The characterization of final functors is also a special case of the characterization of exact squares.

Examples

Example

If DD has a terminal object then the functor F:*DF : {*} \to D that picks that terminal object is final: for every dDd \in D the comma category d/Fd/F is equivalent to **. The converse is also true: if a functor *D*\to D is final, then its image is a terminal object.

In this case the statement about preservation of colimits states that the colimit over a category with a terminal object is the value of the diagram at that object.
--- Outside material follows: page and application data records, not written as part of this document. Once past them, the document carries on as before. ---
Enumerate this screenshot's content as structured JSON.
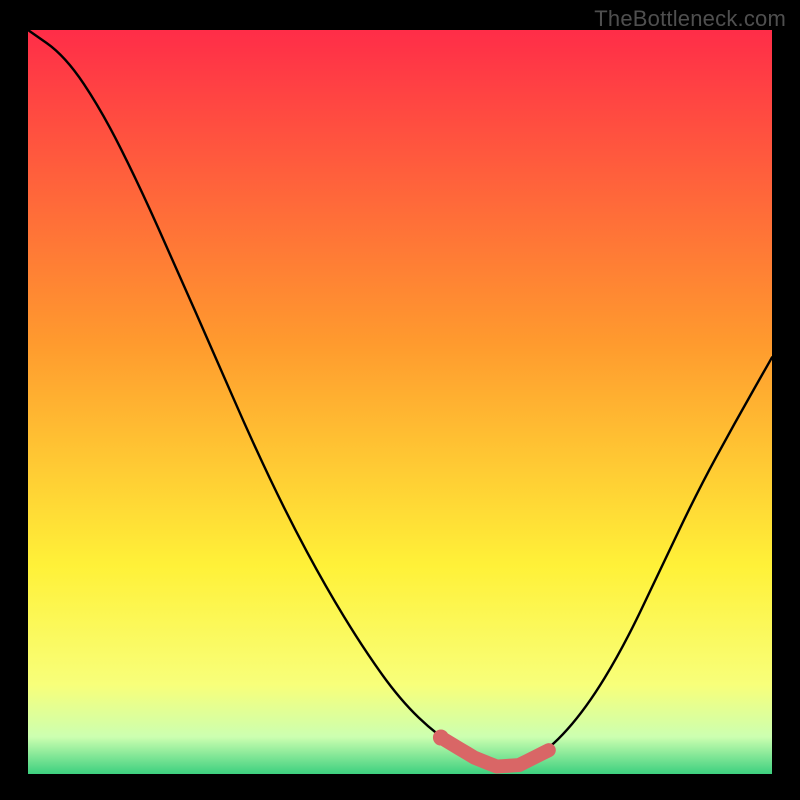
{
  "attribution": "TheBottleneck.com",
  "colors": {
    "background": "#000000",
    "gradient_top": "#ff2d48",
    "gradient_mid_top": "#ff9a2e",
    "gradient_mid": "#fff138",
    "gradient_mid_low1": "#f8ff7a",
    "gradient_mid_low2": "#ccffb0",
    "gradient_bottom": "#3dd07f",
    "curve": "#000000",
    "highlight_stroke": "#d96666",
    "highlight_fill": "#d96666"
  },
  "chart_data": {
    "type": "line",
    "title": "",
    "xlabel": "",
    "ylabel": "",
    "xlim": [
      0,
      1
    ],
    "ylim": [
      0,
      1
    ],
    "series": [
      {
        "name": "bottleneck-curve",
        "x": [
          0.0,
          0.05,
          0.1,
          0.15,
          0.2,
          0.25,
          0.3,
          0.35,
          0.4,
          0.45,
          0.5,
          0.55,
          0.6,
          0.63,
          0.66,
          0.7,
          0.75,
          0.8,
          0.85,
          0.9,
          0.95,
          1.0
        ],
        "values": [
          1.0,
          0.965,
          0.89,
          0.79,
          0.678,
          0.565,
          0.45,
          0.345,
          0.252,
          0.17,
          0.1,
          0.052,
          0.022,
          0.01,
          0.012,
          0.032,
          0.088,
          0.17,
          0.275,
          0.38,
          0.472,
          0.56
        ]
      }
    ],
    "highlight_range_x": [
      0.56,
      0.7
    ],
    "highlight_dot_x": 0.555,
    "annotations": []
  }
}
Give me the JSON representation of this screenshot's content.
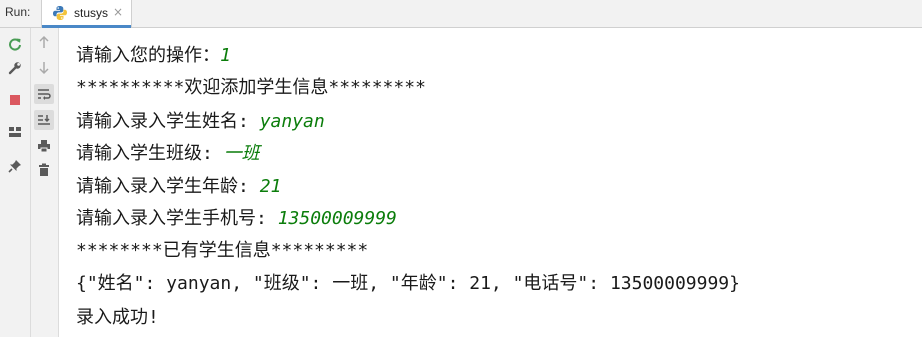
{
  "runbar": {
    "label": "Run:",
    "tab_title": "stusys",
    "tab_close": "×"
  },
  "toolbar": {
    "left": [
      "rerun-icon",
      "wrench-icon",
      "stop-icon",
      "layout-icon",
      "pin-icon"
    ],
    "right": [
      "up-arrow-icon",
      "down-arrow-icon",
      "soft-wrap-icon",
      "scroll-to-end-icon",
      "print-icon",
      "trash-icon"
    ]
  },
  "colors": {
    "input_text": "#0b7d0b",
    "rerun": "#499c54",
    "stop": "#db5860",
    "tab_underline": "#4a88c7"
  },
  "console": {
    "lines": [
      {
        "prompt": "请输入您的操作：",
        "input": "1"
      },
      {
        "prompt": "**********欢迎添加学生信息*********",
        "input": ""
      },
      {
        "prompt": "请输入录入学生姓名: ",
        "input": "yanyan"
      },
      {
        "prompt": "请输入学生班级: ",
        "input": "一班"
      },
      {
        "prompt": "请输入录入学生年龄: ",
        "input": "21"
      },
      {
        "prompt": "请输入录入学生手机号: ",
        "input": "13500009999"
      },
      {
        "prompt": "********已有学生信息*********",
        "input": ""
      },
      {
        "prompt": "{\"姓名\": yanyan, \"班级\": 一班, \"年龄\": 21, \"电话号\": 13500009999}",
        "input": ""
      },
      {
        "prompt": "录入成功!",
        "input": ""
      }
    ]
  }
}
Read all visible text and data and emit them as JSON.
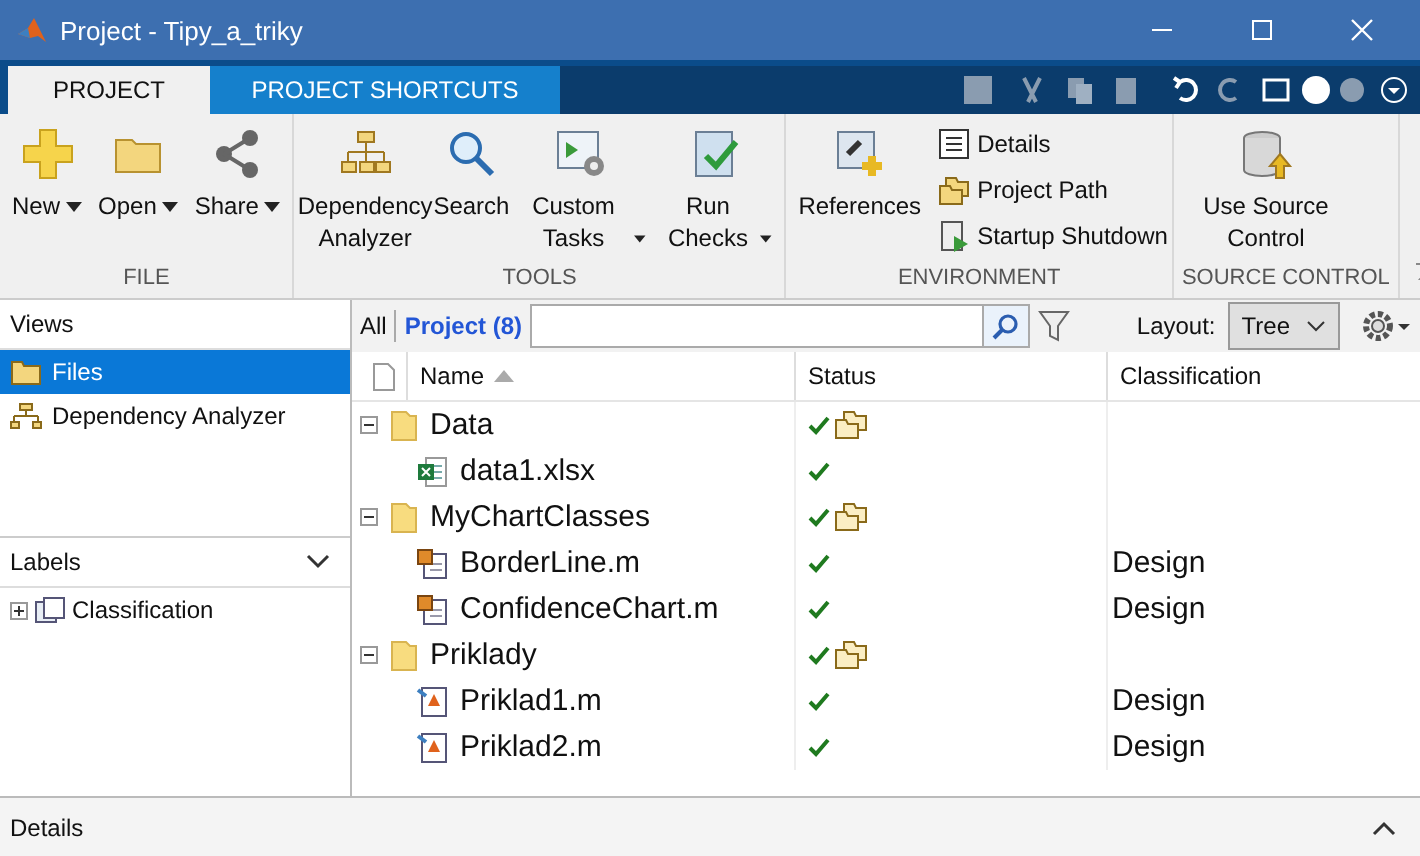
{
  "window": {
    "title": "Project - Tipy_a_triky"
  },
  "tabs": [
    {
      "label": "PROJECT",
      "selected": true
    },
    {
      "label": "PROJECT SHORTCUTS",
      "selected": false
    }
  ],
  "ribbon": [
    {
      "label": "FILE",
      "buttons": [
        {
          "kind": "large",
          "label": "New",
          "dropdown": true
        },
        {
          "kind": "large",
          "label": "Open",
          "dropdown": true
        },
        {
          "kind": "large",
          "label": "Share",
          "dropdown": true
        }
      ]
    },
    {
      "label": "TOOLS",
      "buttons": [
        {
          "kind": "large",
          "label": "Dependency Analyzer",
          "dropdown": false
        },
        {
          "kind": "large",
          "label": "Search",
          "dropdown": false
        },
        {
          "kind": "large",
          "label": "Custom Tasks",
          "dropdown": true
        },
        {
          "kind": "large",
          "label": "Run Checks",
          "dropdown": true
        }
      ]
    },
    {
      "label": "ENVIRONMENT",
      "buttons": [
        {
          "kind": "large",
          "label": "References",
          "dropdown": false
        },
        {
          "kind": "small",
          "label": "Details",
          "dropdown": false
        },
        {
          "kind": "small",
          "label": "Project Path",
          "dropdown": false
        },
        {
          "kind": "small",
          "label": "Startup Shutdown",
          "dropdown": false
        }
      ]
    },
    {
      "label": "SOURCE CONTROL",
      "buttons": [
        {
          "kind": "large",
          "label": "Use Source Control",
          "dropdown": false
        }
      ]
    }
  ],
  "views": {
    "title": "Views",
    "items": [
      {
        "label": "Files",
        "selected": true
      },
      {
        "label": "Dependency Analyzer",
        "selected": false
      }
    ]
  },
  "labels": {
    "title": "Labels",
    "items": [
      {
        "label": "Classification",
        "expanded": false
      }
    ]
  },
  "filter": {
    "scopes": [
      {
        "label": "All",
        "selected": false
      },
      {
        "label": "Project (8)",
        "selected": true
      }
    ],
    "layout_label": "Layout:",
    "layout_value": "Tree"
  },
  "table": {
    "columns": [
      {
        "label": "Name",
        "sorted": true
      },
      {
        "label": "Status",
        "sorted": false
      },
      {
        "label": "Classification",
        "sorted": false
      }
    ],
    "rows": [
      {
        "kind": "folder",
        "name": "Data",
        "expanded": true,
        "children": [
          {
            "kind": "excel",
            "name": "data1.xlsx"
          }
        ]
      },
      {
        "kind": "folder",
        "name": "MyChartClasses",
        "expanded": true,
        "children": [
          {
            "kind": "class",
            "name": "BorderLine.m",
            "classification": "Design"
          },
          {
            "kind": "class",
            "name": "ConfidenceChart.m",
            "classification": "Design"
          }
        ]
      },
      {
        "kind": "folder",
        "name": "Priklady",
        "expanded": true,
        "children": [
          {
            "kind": "script",
            "name": "Priklad1.m",
            "classification": "Design"
          },
          {
            "kind": "script",
            "name": "Priklad2.m",
            "classification": "Design"
          }
        ]
      }
    ]
  },
  "details": {
    "label": "Details"
  }
}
Which is also readily checked directly.

Example

Every right adjoint functor is final.

Proof

Let (LR):CD(L \dashv R) : C \to D be a pair of adjoint functors.To see that RR is final, we may for instance check that for all dDd \in D the comma category d/Rd / R is non-empty and connected:

It is non-empty because it contains the adjunction unit (L(d),dRL(d))(L(d), d \to R L (d)). Similarly, for

d f g R(a) R(b) \array{ && d \\ & {}^{\mathllap{f}}\swarrow && \searrow^{\mathrlap{g}} \\ R(a) &&&& R(b) }

two objects, they are connected by a zig-zag going through the unit, by the universal factorization property of adjunctions

d R(a) Rf¯ RL(d) R(g¯) R(b). \array{ && d \\ & \swarrow &\downarrow& \searrow \\ R(a) &\stackrel{R \bar f}{\leftarrow}& R L (d)& \stackrel{R(\bar g)}{\to} & R(b) } \,.
Example

The inclusion 𝒞𝒞˜\mathcal{C} \to \tilde \mathcal{C} of any category into its idempotent completion is final.

See at idempotent completion in the section on Finality.

Example

The inclusion of the cospan diagram into its cocone

(a c b)(a c p b) \left( \array{ a \\ \downarrow \\ c \\ \uparrow \\ b } \right) \hookrightarrow \left( \array{ a \\ \downarrow & \searrow \\ c &\longrightarrow & p \\ \uparrow & \nearrow \\ b } \right)

is initial.

Remark

By the characterization (here) of limits in a slice category, this implies that fiber products in a slice category are computed as fiber products in the underlying category, or in other words that dependent sum to the point preserves fiber products.

References

Section 2.5 of

Section 2.11 of

  • Francis Borceux, Handbook of categorical algebra 1, Basic category theory

Notice that this says “final functor” for the version under which limits are invariant.

Section IX.3 of

Last revised on August 4, 2019 at 09:53:50. See the history of this page for a list of all contributions to it.